‘Despite those extraordinary aspects of the image, however, the “soap opera effect” was still there. From the opening shot onward, the footage seemed like it could have been pulled from some fantastic and futuristic camcorder (or a television with motion smoothing cranked up), the change threatening to pull me out of the story even while the added detail was luring me in.’
The Las Vegas Review-Journal’s Christopher Lawrence:
‘In a nutshell, the higher the frame rate, the closer an image looks to real life. During Saturday’s demonstration, the depth of field was staggering, almost as though the back of the screen had opened up. Actors often seemed to emerge from the screen, hologram style. Co-star Vin Diesel never looked more lifelike.’
The Hollywood Reporter’s Carolyn Giardina:
‘Although a few viewers complained that the results looked too much like video — the same complaint that greeted Peter Jackson’s Hobbitmovies when Jackson went beyond the Hollywood standard of 24 frames per second to present those movies at 48 fps — most of the reactions to Lee’s footage were overwhelmingly positive, with viewers tossing out words like “awesome” and “unbelievable.”
‘The clip cut back and forth between the war scenes, which used the high frame rates for a realistic, some would say hyper-real, way to put the viewer in chilling combat situations, showing the horror of war in the closeups of the soldiers. Scenes from the halftime show had a different look, with all the lights and the star-like flashes in the stadium. Lee is said to be varying the frame rates throughout the film for creative purposes. In the film, Destiny’s Child performs during the halftime show, though in the clip, only the backs of the performers’ heads were shown from a distance.’
I’m always curious about advancement in cinematic technologies. While the utilisation and initial acceptance of 120 fps/HFR is encouraging, exhibitors need to be persuaded so as to equip and project Ang Lee’s Billy Lynn in 3D, 4K at 120 fps in theatres, otherwise, we wouldn’t be able to view what Lee intended us to watch. The film opens on 8th/11th Nov’16 so that the release coincides with veteran’s day.
Three-time Academy Award® winner Ang Lee brings his extraordinary vision to Billy Lynn’s Long Halftime Walk, based on the widely-acclaimed, bestselling novel.

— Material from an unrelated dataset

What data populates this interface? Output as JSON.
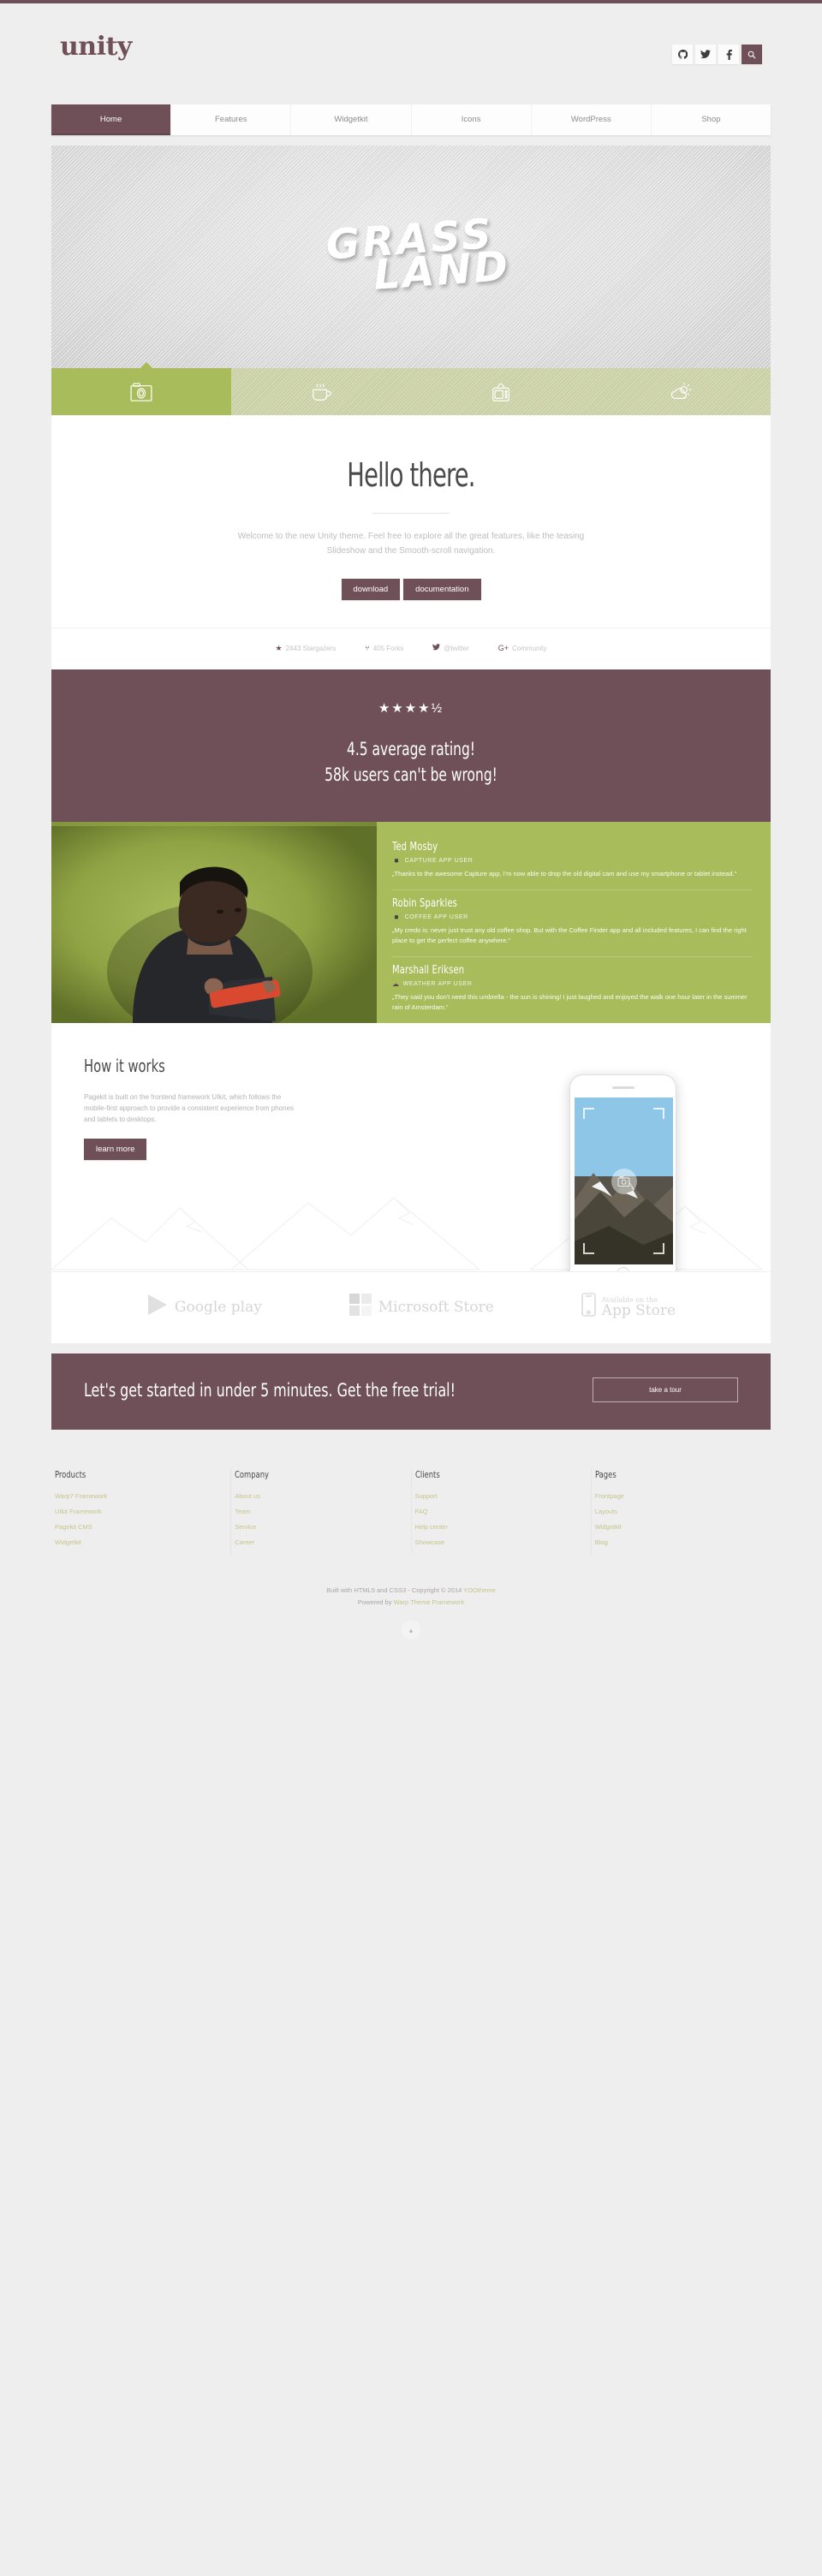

The film is told from the point of view of 19-year-old private Billy Lynn (newcomer Joe Alwyn) who, along with his fellow soldiers in Bravo Squad, becomes a hero after a harrowing Iraq battle and is brought home temporarily for a victory tour. Through flashbacks, culminating at the spectacular halftime show of the Thanksgiving Day football game, the film reveals what really happened to the squad – contrasting the realities of the war with America’s perceptions. The film also stars Kristen Stewart, Chris Tucker, Garrett Hedlund, with Vin Diesel, and Steve Martin. Lee used new technology, shooting at an ultra-high frame rate for the first time in film history, to create an immersive digital experience helping him dramatize war in a way never seen before. Lee directed and produced the film, from a screenplay by Jean-Christophe Castelli and based on the novel by Ben Fountain. Marc Platt, Rhodri Thomas, and Stephen Cornwell are also producers.
Billy Lynn’s Long Halftime Walk, Ang Lee, Joe Alwyn, HFR, 120 FPS, Vin Diesel, Kristen Stewart, Chris Tucker, Garrett Hedlund, Steve Martin, Sony Pictures